Exercise>
Each line below that carries the string "last" must appear in the answer.

Supplied entries>
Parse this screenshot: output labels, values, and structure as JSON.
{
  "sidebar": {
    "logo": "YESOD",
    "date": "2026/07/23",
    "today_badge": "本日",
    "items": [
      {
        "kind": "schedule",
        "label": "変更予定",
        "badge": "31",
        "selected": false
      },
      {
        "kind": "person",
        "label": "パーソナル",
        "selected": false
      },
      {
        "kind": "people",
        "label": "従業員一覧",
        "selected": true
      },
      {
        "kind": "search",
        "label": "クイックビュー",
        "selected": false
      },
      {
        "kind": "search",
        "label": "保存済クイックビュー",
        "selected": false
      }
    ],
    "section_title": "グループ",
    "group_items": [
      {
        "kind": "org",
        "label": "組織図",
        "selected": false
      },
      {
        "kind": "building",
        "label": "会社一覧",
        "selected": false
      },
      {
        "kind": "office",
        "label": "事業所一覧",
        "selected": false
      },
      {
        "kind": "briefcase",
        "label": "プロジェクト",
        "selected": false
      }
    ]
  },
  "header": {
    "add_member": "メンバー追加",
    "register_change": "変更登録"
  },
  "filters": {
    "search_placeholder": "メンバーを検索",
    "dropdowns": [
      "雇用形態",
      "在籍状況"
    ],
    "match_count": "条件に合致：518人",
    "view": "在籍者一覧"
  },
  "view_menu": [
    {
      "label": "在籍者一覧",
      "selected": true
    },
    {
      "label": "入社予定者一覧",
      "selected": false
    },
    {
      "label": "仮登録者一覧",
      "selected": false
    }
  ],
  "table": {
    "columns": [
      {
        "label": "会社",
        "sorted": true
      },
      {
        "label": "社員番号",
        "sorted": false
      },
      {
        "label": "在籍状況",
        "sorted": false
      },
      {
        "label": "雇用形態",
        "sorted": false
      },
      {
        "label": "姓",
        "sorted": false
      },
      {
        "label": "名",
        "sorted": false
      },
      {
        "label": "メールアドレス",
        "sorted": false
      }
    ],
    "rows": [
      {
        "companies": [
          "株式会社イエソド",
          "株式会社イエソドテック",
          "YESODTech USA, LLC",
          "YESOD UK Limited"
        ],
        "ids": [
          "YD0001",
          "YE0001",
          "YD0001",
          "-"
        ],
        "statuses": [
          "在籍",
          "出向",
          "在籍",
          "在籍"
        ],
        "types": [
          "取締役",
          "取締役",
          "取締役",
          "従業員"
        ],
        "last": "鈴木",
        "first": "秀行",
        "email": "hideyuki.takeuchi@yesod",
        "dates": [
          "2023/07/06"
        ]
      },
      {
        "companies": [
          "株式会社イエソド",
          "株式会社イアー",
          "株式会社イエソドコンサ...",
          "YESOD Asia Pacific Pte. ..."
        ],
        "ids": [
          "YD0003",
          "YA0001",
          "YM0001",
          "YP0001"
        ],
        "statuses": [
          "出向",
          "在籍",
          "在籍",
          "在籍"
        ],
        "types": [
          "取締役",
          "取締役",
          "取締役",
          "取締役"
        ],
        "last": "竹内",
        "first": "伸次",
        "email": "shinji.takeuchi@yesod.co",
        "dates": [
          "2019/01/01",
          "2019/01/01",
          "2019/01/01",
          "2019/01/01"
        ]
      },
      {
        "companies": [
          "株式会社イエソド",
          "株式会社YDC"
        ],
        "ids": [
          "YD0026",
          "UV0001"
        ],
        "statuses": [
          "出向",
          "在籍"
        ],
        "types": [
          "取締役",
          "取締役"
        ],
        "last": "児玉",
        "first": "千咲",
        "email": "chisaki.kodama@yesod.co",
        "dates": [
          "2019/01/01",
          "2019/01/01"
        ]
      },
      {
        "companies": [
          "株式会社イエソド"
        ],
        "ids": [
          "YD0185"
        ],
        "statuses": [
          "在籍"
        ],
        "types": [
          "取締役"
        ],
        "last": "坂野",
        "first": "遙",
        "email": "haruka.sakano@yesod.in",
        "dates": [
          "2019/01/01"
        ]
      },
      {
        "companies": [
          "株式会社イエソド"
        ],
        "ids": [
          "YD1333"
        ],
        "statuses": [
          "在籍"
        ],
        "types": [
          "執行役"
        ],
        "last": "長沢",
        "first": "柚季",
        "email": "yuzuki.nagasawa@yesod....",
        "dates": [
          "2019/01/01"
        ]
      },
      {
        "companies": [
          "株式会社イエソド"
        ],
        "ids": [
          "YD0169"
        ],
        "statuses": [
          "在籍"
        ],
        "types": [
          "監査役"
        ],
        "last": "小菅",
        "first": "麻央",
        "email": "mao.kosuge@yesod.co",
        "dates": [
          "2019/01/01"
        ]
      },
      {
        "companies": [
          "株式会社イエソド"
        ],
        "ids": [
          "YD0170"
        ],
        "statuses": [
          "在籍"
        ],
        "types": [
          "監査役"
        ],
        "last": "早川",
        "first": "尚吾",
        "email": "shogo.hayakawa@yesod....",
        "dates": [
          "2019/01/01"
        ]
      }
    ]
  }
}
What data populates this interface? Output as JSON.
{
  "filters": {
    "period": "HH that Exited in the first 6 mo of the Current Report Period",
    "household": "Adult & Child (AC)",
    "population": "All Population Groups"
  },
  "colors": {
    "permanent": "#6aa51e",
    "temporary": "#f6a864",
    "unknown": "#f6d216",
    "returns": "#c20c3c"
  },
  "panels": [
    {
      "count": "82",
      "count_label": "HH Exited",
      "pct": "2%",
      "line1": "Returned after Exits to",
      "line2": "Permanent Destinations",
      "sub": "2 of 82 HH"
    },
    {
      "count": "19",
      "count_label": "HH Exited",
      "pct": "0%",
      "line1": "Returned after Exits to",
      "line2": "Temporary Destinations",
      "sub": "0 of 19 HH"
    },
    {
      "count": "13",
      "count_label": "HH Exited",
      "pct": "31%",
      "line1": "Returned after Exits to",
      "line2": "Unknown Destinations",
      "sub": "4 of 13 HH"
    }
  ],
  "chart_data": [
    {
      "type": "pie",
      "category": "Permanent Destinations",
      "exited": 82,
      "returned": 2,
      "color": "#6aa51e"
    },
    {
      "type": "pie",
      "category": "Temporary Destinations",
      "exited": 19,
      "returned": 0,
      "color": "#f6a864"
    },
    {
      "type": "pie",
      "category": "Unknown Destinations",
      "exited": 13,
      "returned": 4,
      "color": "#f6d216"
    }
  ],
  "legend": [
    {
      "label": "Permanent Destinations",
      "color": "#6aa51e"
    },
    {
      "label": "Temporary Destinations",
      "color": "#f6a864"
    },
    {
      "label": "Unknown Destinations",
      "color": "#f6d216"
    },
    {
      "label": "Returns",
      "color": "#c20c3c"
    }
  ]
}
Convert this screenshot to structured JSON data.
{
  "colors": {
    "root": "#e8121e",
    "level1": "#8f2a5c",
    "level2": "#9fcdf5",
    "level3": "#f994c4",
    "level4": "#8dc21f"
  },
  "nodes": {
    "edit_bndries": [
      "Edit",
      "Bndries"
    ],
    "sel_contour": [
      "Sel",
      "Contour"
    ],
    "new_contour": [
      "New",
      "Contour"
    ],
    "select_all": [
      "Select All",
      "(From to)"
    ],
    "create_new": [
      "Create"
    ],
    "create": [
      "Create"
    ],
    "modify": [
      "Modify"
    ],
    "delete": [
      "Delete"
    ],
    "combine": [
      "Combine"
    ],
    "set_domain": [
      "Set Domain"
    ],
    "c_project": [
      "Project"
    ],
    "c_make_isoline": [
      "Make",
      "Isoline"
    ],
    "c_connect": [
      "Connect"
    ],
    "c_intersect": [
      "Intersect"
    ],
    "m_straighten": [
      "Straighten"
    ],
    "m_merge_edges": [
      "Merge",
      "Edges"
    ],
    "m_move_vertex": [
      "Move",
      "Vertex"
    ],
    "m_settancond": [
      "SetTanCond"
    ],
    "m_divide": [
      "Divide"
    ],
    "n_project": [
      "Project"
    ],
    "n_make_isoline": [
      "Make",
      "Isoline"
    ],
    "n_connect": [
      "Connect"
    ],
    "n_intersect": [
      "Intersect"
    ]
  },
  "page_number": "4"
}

Solution for this task>
        "last": "鈴木",
        "last": "竹内",
        "last": "児玉",
        "last": "坂野",
        "last": "長沢",
        "last": "小菅",
        "last": "早川",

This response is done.